I continue to be humbled by the impact this song has on those that have heard it.  It seems that those of us who claim the name of Christ often have those individuals in our lives, past or present, who have left an imprint on us because they embody the truth of the lyrics –

“They left a legacy built on the solid rock;
Their footsteps led the way to the firm foundation.
Their faith in Jesus you could see in the way they lived.
They knew the greatest gift that they could give
Was the legacy of Heaven.”

Hebrews 12:1 (NASB)

Therefore, since we have so great a cloud of witnesses surrounding us, let us also lay aside every encumbrance and the sin which so easily entangles us, and let us run with endurance the race that is set before us, fixing our eyes on Jesus, the author and perfecter of faith, who for the joy set before Him endured the cross, despising the shame, and has sat down at the right hand of the throne of God.

 

Devotional Inspiration

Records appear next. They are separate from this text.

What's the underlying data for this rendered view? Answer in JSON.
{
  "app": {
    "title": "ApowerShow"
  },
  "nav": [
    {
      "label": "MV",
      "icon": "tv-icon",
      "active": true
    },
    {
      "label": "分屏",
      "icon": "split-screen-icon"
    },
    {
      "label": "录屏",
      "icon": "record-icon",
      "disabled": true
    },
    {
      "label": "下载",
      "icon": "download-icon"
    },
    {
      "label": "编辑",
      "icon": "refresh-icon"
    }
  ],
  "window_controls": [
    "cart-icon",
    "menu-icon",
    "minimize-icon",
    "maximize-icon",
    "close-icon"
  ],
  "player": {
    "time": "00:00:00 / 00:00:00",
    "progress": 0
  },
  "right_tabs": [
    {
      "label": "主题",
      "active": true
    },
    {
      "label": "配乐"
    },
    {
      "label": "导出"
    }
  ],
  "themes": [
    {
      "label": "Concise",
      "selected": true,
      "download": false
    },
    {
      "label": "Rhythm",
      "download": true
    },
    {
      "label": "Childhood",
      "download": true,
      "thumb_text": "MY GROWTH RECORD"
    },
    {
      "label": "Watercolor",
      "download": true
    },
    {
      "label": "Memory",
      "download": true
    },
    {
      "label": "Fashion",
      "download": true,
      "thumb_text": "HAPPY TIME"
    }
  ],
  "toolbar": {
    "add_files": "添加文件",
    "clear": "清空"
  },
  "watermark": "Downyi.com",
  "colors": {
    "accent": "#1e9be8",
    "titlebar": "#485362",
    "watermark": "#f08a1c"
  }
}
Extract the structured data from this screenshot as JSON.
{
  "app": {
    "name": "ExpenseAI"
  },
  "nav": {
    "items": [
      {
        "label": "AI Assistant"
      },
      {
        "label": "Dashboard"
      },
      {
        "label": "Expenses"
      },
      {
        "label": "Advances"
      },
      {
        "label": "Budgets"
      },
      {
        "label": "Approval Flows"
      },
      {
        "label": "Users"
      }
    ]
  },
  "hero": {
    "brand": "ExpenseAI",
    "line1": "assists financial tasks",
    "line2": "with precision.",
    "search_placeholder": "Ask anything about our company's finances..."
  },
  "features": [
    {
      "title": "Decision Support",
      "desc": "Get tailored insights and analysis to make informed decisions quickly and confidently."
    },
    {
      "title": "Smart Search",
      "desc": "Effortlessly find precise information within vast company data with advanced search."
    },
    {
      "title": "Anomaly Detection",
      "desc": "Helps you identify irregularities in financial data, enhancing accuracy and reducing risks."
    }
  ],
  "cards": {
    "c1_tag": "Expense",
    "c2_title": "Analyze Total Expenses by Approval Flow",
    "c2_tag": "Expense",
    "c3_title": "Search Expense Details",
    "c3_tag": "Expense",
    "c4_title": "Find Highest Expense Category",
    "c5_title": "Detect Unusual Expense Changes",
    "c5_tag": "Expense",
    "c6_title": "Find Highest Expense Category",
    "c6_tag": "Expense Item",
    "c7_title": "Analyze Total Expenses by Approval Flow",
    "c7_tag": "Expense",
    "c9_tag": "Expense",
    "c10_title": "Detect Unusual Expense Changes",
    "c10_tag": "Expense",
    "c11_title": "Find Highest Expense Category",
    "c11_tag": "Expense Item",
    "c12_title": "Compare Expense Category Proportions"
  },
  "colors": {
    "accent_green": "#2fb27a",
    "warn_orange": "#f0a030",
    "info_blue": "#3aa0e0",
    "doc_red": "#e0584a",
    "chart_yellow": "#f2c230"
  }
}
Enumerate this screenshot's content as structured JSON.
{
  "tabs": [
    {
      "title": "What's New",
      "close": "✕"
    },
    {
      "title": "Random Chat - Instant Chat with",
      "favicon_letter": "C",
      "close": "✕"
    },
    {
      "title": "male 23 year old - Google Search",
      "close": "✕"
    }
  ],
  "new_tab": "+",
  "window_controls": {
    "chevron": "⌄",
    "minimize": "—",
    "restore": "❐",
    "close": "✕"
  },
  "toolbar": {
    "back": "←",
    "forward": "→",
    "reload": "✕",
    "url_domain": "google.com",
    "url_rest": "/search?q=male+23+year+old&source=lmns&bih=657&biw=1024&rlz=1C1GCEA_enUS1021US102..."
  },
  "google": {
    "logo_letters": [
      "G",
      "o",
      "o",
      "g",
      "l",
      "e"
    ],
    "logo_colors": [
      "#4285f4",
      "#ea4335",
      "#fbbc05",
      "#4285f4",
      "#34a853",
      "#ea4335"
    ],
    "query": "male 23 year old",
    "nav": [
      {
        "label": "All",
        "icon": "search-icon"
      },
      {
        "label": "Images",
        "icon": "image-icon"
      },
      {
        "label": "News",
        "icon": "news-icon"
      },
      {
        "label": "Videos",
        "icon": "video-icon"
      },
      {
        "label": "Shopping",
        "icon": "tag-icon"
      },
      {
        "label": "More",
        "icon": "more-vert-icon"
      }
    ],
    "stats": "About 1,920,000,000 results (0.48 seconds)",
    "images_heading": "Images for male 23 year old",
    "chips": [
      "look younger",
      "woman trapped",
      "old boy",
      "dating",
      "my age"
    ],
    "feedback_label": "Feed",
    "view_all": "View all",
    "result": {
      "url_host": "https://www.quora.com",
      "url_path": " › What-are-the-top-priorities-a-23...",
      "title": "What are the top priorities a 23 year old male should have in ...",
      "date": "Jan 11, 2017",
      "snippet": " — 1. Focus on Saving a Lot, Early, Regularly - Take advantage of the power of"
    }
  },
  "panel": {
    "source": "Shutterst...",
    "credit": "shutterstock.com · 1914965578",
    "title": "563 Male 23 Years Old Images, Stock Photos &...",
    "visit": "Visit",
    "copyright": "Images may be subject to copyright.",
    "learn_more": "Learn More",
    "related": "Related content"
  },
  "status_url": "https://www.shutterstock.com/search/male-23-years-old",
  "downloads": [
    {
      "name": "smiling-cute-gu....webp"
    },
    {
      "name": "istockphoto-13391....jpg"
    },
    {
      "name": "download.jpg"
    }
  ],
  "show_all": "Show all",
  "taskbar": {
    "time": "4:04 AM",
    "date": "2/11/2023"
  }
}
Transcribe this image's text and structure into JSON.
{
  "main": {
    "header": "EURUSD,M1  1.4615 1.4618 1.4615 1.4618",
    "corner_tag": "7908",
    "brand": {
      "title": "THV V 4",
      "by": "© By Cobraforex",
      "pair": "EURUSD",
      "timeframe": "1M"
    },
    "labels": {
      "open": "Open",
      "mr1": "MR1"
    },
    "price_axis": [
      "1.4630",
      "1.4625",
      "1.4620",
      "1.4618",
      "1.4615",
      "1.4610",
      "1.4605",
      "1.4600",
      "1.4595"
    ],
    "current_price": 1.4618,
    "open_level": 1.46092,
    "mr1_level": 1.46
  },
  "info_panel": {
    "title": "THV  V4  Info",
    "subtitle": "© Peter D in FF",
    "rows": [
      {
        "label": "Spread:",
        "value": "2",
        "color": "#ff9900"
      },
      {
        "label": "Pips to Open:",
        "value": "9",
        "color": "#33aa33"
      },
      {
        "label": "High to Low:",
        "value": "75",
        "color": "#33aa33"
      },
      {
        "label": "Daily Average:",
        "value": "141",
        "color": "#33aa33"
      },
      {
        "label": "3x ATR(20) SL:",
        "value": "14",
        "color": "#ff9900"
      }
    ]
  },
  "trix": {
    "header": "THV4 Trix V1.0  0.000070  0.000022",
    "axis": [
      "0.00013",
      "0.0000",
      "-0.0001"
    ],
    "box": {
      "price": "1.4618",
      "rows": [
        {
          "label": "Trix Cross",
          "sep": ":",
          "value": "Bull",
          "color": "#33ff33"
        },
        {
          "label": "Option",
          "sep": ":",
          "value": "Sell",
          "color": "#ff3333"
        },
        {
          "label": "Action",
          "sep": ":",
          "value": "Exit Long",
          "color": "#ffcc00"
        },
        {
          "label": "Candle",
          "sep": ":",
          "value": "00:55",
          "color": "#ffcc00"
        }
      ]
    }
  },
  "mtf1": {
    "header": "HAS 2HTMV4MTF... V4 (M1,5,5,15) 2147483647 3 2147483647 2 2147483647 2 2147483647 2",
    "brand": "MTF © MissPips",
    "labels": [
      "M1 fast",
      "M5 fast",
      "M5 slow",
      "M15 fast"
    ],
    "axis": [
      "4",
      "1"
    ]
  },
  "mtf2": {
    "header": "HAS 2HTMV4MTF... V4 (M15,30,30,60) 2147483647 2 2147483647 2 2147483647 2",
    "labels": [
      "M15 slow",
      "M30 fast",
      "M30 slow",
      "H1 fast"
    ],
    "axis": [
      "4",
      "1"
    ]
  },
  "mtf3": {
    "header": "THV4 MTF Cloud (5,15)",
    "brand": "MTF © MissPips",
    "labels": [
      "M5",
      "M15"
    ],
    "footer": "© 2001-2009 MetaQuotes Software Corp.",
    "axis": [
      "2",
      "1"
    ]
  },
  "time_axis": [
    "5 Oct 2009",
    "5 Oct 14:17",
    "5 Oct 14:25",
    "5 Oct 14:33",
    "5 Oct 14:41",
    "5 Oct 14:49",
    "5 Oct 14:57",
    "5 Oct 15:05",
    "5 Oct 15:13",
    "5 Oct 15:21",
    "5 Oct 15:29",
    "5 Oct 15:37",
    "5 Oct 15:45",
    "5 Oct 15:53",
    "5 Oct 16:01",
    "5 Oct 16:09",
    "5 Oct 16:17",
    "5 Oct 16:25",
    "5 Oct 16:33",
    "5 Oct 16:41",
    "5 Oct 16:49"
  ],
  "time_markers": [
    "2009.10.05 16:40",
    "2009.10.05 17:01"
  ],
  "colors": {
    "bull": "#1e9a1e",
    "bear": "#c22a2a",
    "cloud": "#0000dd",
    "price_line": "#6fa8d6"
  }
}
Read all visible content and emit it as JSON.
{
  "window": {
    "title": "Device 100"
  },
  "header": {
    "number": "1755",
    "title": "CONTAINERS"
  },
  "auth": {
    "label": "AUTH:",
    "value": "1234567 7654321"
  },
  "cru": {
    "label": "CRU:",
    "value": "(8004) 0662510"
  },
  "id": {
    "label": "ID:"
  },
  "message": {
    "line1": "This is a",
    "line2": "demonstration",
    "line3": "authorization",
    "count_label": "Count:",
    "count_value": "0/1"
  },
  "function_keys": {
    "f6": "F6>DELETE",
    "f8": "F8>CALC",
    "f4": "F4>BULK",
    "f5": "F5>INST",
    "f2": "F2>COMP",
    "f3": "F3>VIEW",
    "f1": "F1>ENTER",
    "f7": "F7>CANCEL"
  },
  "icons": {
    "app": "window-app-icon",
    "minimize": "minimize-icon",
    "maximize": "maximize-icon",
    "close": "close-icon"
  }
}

If you are a fan of phone apps, you may have heard of one called “YouVersion”.  It’s a popular Bible app that allows you to carry multiple translations of the Bible on your phone, create bookmarks for passages you want to revisit, and even provides devotional reading material with the ability to have your phone remind you each day!

I’ve recently been going through a devotional entitled “All In Devotional” based on Matthew West’s “All In” album.  This quote from one of the daily readings hit me right between the eyes and I just had to share it here –

Hope is not something that just shows up. It’s not something we can take a dose of when needed. In Christ, suffering produces the character we need to have real hope. Hope that rises above our circumstances and relies solely on the love God has given us.

We don’t hope because our circumstances change or because we’re able to pull ourselves up by our bootstraps and fake a smile. We hope because God loves us. And nothing, no amount of despair or tragedy will ever change that.

Hope is not dependent on my circumstances and I’m so very grateful for that!

Tuesday Tunes

Just realized I’ve never really explained this weekly feature!  It’s sort of a sneak peek into those songs that really hit me in the heart – most of these have found their way on playlists I’ve created with titles like “Church”, “Worship”, or “When Things Get Dark”.  Enjoy!

Lyrical Inspiration

Come meet this motley crew of misfits
These liars and these thieves
There’s no one unwelcome here, no
So that sin and shame that you brought with you
You can leave it at the door
And let mercy draw you near

I absolutely love the song “Come to The Table” by Sidewalk Prophets.  Especially the lyrics above.  There is absolute unqualified love and mercy for those who would follow Christ.  Enjoy